.ssh directory into the home directory of the apache user (
/var/www) then this will also most likely serve the contents of that directory and thus expose your ssh private key to the public web. To prevent this you'd have to configure apache not to serve the
.ssh directory but none of the existing answers explains how to do this.
I'd also argue that it is still dangerous to have your
.ssh directory be a subdirectory of your publicly served www-root because even if you add a rule to your apache config, upgrading the server or doing unrelated other configurations might override this rule without you noticing.
So here is an answer that puts the key elsewhere, where it is not served by apache by default. There is not even the need to ever become the
www-data user as others are struggling with.
First, find out the home directory of our apache user, for example by looking into
/etc/passwd and looking for the
www-data user or however the apache user of your distribution is called. The home directory is likely
Then run (replacing
/var/www with the home directory of the apache user on your setup):
$ mkdir "$HOME/www-data.ssh"
$ ssh-keygen -q -t rsa -f "$HOME/www-data.ssh/id_rsa" -N ""

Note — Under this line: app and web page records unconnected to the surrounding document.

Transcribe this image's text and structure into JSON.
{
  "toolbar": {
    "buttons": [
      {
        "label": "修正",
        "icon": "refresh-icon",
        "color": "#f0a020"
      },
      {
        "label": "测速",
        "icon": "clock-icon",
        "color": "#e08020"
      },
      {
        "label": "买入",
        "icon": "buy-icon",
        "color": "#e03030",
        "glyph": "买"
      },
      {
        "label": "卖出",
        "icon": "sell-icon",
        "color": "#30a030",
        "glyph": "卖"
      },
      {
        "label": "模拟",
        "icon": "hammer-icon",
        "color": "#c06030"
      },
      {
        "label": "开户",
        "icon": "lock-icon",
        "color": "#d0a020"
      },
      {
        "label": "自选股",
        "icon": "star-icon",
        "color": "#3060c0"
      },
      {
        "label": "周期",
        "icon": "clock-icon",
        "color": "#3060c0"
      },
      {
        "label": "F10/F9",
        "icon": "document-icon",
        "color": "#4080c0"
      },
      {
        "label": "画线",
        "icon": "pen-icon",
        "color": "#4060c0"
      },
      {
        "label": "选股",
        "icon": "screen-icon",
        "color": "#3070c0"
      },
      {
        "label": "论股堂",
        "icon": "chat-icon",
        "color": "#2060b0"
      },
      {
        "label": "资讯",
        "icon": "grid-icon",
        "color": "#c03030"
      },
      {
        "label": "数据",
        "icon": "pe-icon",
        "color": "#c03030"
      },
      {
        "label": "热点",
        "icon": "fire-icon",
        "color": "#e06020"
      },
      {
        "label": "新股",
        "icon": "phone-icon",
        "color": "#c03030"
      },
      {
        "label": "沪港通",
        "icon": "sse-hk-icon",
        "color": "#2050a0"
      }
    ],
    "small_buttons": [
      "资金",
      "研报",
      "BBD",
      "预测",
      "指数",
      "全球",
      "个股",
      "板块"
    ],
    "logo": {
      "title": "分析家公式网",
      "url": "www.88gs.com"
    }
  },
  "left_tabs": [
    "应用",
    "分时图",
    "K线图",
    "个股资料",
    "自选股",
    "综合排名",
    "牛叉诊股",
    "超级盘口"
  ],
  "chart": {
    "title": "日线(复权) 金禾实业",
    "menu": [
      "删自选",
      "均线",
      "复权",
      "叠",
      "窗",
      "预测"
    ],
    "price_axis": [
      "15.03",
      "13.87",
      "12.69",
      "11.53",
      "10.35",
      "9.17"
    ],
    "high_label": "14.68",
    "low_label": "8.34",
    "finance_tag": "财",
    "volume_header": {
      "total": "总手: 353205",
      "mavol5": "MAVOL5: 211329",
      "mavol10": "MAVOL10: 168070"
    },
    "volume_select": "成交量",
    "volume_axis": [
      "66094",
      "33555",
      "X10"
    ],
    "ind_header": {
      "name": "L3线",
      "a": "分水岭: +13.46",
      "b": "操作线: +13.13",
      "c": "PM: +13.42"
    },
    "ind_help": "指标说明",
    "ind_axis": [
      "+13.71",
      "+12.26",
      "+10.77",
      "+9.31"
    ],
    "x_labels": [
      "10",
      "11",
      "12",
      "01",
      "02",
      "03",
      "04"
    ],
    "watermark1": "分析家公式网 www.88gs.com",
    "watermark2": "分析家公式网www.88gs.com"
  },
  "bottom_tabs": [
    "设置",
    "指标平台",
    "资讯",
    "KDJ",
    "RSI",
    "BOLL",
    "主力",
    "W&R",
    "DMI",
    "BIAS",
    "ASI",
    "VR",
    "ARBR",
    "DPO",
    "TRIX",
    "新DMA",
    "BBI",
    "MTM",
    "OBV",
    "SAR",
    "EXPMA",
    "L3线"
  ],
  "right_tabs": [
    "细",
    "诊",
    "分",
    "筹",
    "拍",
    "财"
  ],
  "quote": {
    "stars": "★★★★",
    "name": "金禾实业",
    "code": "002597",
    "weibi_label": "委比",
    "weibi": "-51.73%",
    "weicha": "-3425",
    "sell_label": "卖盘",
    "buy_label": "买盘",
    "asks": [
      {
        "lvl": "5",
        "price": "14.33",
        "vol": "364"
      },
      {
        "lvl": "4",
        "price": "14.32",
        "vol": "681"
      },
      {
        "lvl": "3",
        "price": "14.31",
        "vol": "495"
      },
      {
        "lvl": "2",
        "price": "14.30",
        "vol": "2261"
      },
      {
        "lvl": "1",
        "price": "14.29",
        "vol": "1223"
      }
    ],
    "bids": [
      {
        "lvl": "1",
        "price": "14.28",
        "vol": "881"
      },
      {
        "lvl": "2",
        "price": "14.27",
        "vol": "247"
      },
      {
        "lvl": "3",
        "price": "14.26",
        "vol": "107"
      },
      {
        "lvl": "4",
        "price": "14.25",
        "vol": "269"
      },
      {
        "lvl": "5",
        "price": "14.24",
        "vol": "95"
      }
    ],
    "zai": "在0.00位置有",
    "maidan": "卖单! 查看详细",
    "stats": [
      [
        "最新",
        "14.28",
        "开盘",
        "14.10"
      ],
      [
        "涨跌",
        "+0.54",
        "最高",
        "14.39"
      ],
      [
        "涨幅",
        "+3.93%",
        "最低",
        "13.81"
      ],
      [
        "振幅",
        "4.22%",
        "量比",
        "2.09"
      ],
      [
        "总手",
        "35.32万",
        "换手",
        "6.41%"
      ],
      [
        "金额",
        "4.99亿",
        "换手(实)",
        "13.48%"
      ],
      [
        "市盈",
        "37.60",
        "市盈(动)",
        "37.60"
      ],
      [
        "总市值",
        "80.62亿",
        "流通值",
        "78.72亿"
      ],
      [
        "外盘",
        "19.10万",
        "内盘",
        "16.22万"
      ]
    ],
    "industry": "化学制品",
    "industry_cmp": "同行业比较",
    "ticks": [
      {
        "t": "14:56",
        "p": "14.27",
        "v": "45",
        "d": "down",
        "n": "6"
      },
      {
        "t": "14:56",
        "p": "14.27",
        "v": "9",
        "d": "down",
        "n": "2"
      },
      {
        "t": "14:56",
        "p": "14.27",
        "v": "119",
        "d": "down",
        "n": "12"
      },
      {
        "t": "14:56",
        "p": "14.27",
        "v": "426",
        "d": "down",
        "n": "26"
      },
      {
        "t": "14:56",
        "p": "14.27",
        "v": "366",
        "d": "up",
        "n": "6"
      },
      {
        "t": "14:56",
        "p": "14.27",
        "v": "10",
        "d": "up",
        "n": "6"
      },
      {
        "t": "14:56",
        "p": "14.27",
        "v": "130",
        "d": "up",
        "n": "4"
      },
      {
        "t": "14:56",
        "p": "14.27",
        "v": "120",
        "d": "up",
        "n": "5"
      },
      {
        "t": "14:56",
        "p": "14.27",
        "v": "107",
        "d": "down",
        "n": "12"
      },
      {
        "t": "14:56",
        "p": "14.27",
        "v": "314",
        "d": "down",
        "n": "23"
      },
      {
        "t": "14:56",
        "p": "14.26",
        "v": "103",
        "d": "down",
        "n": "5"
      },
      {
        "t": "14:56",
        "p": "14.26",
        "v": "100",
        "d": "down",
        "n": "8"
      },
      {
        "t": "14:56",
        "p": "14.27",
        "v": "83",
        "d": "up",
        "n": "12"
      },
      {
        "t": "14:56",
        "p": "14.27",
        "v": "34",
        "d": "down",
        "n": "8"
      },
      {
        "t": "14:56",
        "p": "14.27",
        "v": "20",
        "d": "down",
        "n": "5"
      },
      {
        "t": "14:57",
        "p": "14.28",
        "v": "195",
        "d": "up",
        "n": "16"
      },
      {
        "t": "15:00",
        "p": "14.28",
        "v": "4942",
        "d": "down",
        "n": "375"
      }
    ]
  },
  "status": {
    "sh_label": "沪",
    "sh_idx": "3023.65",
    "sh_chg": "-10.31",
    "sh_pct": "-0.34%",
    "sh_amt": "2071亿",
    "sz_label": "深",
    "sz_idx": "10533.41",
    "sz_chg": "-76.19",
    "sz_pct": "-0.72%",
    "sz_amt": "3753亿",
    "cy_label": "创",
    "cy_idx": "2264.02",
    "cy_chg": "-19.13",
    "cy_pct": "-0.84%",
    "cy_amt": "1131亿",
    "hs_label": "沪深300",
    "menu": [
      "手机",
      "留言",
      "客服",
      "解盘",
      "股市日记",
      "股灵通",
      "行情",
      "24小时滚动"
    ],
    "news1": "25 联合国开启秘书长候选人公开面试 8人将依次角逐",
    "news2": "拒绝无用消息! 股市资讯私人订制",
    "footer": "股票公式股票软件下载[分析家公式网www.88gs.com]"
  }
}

$ chown -R www-data:www-data "$HOME/www-data.ssh"
$ mkdir /var/www/.ssh
$ cat << END > /var/www/.ssh/config
> Host *
> IdentityFile $HOME/www-data.ssh/id_rsa
$ chown -R www-data:www-data /var/www/.ssh
www-data user will use the ssh key in
$HOME/www-data.ssh/id_rsa for all its ssh connections and since your
$HOME is probably different from
/var/www, that directory will not be served. So even without adding any custom rules to apache, users will be able to see your
.ssh/config but they will not be able to access the private key it points to. Nevertheless, your
www-data user will know how to do it.